◆ **What you have to do**
Copy the data exactly. Images are the one exception.

◆ **Provided information**
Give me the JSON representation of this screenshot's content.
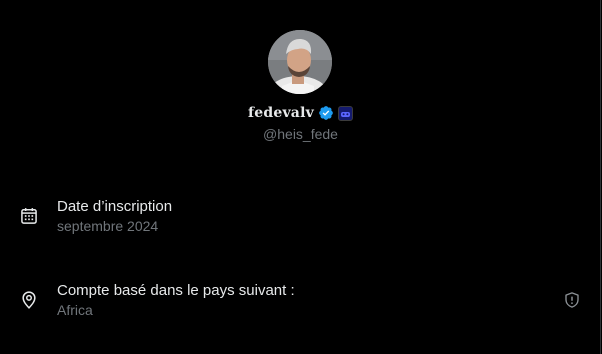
{
  "profile": {
    "display_name": "fedevalv",
    "handle": "@heis_fede",
    "avatar_alt": "Profile photo",
    "verified_color": "#1d9bf0"
  },
  "about": {
    "joined": {
      "label": "Date d’inscription",
      "value": "septembre 2024",
      "icon": "calendar-icon"
    },
    "country": {
      "label": "Compte basé dans le pays suivant :",
      "value": "Africa",
      "icon": "location-pin-icon",
      "trailing_icon": "shield-icon"
    }
  },
  "colors": {
    "background": "#000000",
    "primary_text": "#e7e9ea",
    "secondary_text": "#71767b"
  }
}
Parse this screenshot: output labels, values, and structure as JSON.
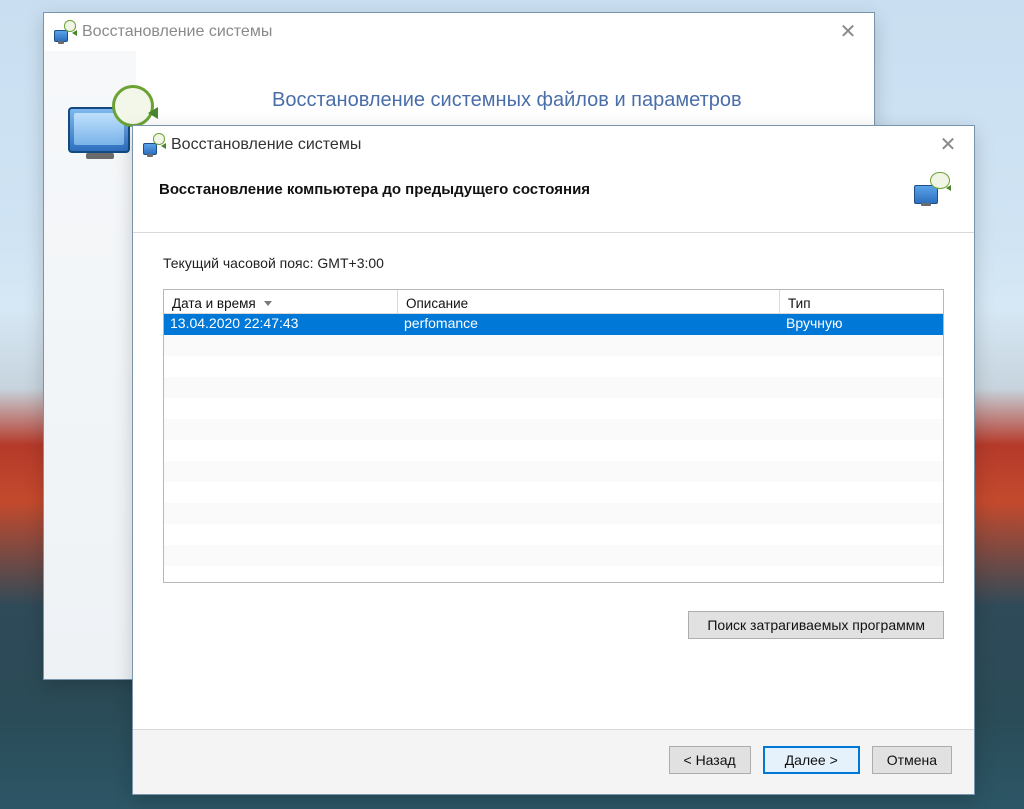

◆ **Completed task**
Give me the JSON representation of this screenshot's content.
{
  "profile": {
    "display_name": "fedevalv",
    "handle": "@heis_fede",
    "avatar_alt": "Profile photo",
    "verified_color": "#1d9bf0"
  },
  "about": {
    "joined": {
      "label": "Date d’inscription",
      "value": "septembre 2024",
      "icon": "calendar-icon"
    },
    "country": {
      "label": "Compte basé dans le pays suivant :",
      "value": "Africa",
      "icon": "location-pin-icon",
      "trailing_icon": "shield-icon"
    }
  },
  "colors": {
    "background": "#000000",
    "primary_text": "#e7e9ea",
    "secondary_text": "#71767b"
  }
}
Parse this screenshot: output labels, values, and structure as JSON.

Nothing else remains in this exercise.